Accommodated Test-Taker Trends and Performance for the June 2002 through February 2007 LSAT Administrations (TR-08-02)
by Andrea E. Thornton, Laura A. Marcus, and Lynda M. Reese
The Law School Admission Council (LSAC) provides accommodated testing conditions for each administration of the Law School Admission Test (LSAT) for those test takers with documented disabilities who are unable to take the test under standard testing conditions. The accommodations granted are tailored to the needs of the individual test taker. This report describes trends with regard to accommodated testing for the LSAT and summarizes the performance of accommodated LSAT takers for the 2002–2003 through 2006–2007 LSAT testing years. Specifically, the most recent data with regard to the number and type of LSAT accommodations being requested and granted, as well as the distribution of accommodation requests across the various disability classifications represented, are summarized. In addition, the composition of the sample of accommodated test takers is described with regard to gender, race/ethnicity, and age, and where appropriate, compared to the standard LSAT-taking population. The LSAT performance of accommodated test takers is also summarized and compared to the standard test-taking population. Finally, the performance of repeat accommodated test takers is summarized and discussed.
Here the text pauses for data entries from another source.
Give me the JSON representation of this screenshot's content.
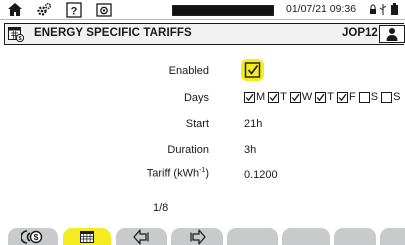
{
  "status_bar": {
    "icons": [
      "home-icon",
      "gear-icon",
      "help-icon",
      "camera-icon",
      "lock-icon",
      "usb-icon",
      "battery-icon"
    ],
    "progress": 1.0,
    "datetime": "01/07/21 09:36"
  },
  "header": {
    "icon": "tariff-calendar-icon",
    "title": "ENERGY SPECIFIC TARIFFS",
    "profile": "JOP12",
    "user_icon": "user-icon"
  },
  "form": {
    "enabled": {
      "label": "Enabled",
      "checked": true
    },
    "days": {
      "label": "Days",
      "items": [
        {
          "label": "M",
          "checked": true
        },
        {
          "label": "T",
          "checked": true
        },
        {
          "label": "W",
          "checked": true
        },
        {
          "label": "T",
          "checked": true
        },
        {
          "label": "F",
          "checked": true
        },
        {
          "label": "S",
          "checked": false
        },
        {
          "label": "S",
          "checked": false
        }
      ]
    },
    "start": {
      "label": "Start",
      "value": "21h"
    },
    "duration": {
      "label": "Duration",
      "value": "3h"
    },
    "tariff": {
      "label_main": "Tariff (kWh",
      "label_sup": "-1",
      "label_end": ")",
      "value": "0.1200"
    }
  },
  "pagination": {
    "text": "1/8"
  },
  "tabs": [
    {
      "icon": "energy-tariff-icon",
      "active": false
    },
    {
      "icon": "calendar-icon",
      "active": true
    },
    {
      "icon": "previous-page-icon",
      "active": false
    },
    {
      "icon": "next-page-icon",
      "active": false
    },
    {
      "icon": "",
      "active": false
    },
    {
      "icon": "",
      "active": false
    },
    {
      "icon": "",
      "active": false
    },
    {
      "icon": "",
      "active": false
    }
  ],
  "colors": {
    "accent": "#f5ec20",
    "tab": "#c9cacc",
    "text": "#1a1a1a"
  }
}
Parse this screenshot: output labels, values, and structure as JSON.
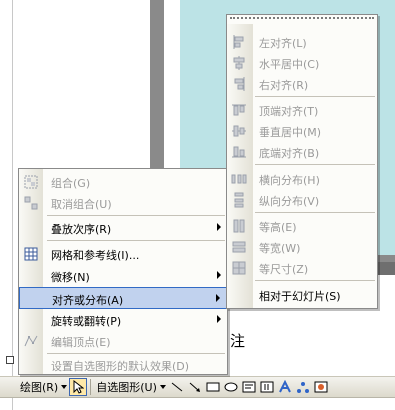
{
  "notes": {
    "text": "注"
  },
  "toolbar": {
    "draw_label": "绘图(R)",
    "select_label": "自选图形(U)"
  },
  "main_menu": {
    "items": [
      {
        "label": "组合(G)",
        "icon": "group-icon",
        "disabled": true
      },
      {
        "label": "取消组合(U)",
        "icon": "ungroup-icon",
        "disabled": true
      },
      {
        "label": "叠放次序(R)",
        "icon": "",
        "disabled": false,
        "submenu": true
      },
      {
        "label": "网格和参考线(I)...",
        "icon": "grid-icon",
        "disabled": false
      },
      {
        "label": "微移(N)",
        "icon": "",
        "disabled": false,
        "submenu": true
      },
      {
        "label": "对齐或分布(A)",
        "icon": "",
        "disabled": false,
        "submenu": true,
        "highlighted": true
      },
      {
        "label": "旋转或翻转(P)",
        "icon": "",
        "disabled": false,
        "submenu": true
      },
      {
        "label": "编辑顶点(E)",
        "icon": "edit-points-icon",
        "disabled": true
      },
      {
        "label": "设置自选图形的默认效果(D)",
        "icon": "",
        "disabled": true
      }
    ]
  },
  "align_submenu": {
    "items": [
      {
        "label": "左对齐(L)",
        "icon": "align-left-icon",
        "disabled": true
      },
      {
        "label": "水平居中(C)",
        "icon": "align-center-icon",
        "disabled": true
      },
      {
        "label": "右对齐(R)",
        "icon": "align-right-icon",
        "disabled": true
      },
      {
        "label": "顶端对齐(T)",
        "icon": "align-top-icon",
        "disabled": true
      },
      {
        "label": "垂直居中(M)",
        "icon": "align-middle-icon",
        "disabled": true
      },
      {
        "label": "底端对齐(B)",
        "icon": "align-bottom-icon",
        "disabled": true
      },
      {
        "label": "横向分布(H)",
        "icon": "distribute-horizontal-icon",
        "disabled": true
      },
      {
        "label": "纵向分布(V)",
        "icon": "distribute-vertical-icon",
        "disabled": true
      },
      {
        "label": "等高(E)",
        "icon": "same-height-icon",
        "disabled": true
      },
      {
        "label": "等宽(W)",
        "icon": "same-width-icon",
        "disabled": true
      },
      {
        "label": "等尺寸(Z)",
        "icon": "same-size-icon",
        "disabled": true
      },
      {
        "label": "相对于幻灯片(S)",
        "icon": "",
        "disabled": false
      }
    ]
  },
  "colors": {
    "highlight": "#c1d2ee",
    "highlight_border": "#316ac5",
    "slide": "#bce3e6",
    "disabled_text": "#9a9a9a"
  }
}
In some analyses, accommodated test takers are categorized with regard to testing time—those who tested with extra testing time (Accommodated/Extra Time) are considered separately from those who tested with accommodations that did not include extra testing time (Accommodated/Standard Time).
Some of the most relevant trends observed with regard to accommodated LSAT takers for the 2002–2003 through 2006–2007 testing years are summarized below.
Trends With Regard to the Request and Approval of LSAT Accommodations
Note that the trends presented in this report are purely descriptive in nature. While trends with regard to the accommodated test-taking population have been described and compared to the standard test-taking population, the explanation of the underlying causes of any differences observed is beyond the scope of this report. More specifically, those included in the sample of accommodated test takers being analyzed are, in several respects, self-selected. These test takers chose to take the LSAT and to apply for accommodated testing conditions, and then, further, self-reported their group membership with regard to such factors as gender, race/ethnicity, and age.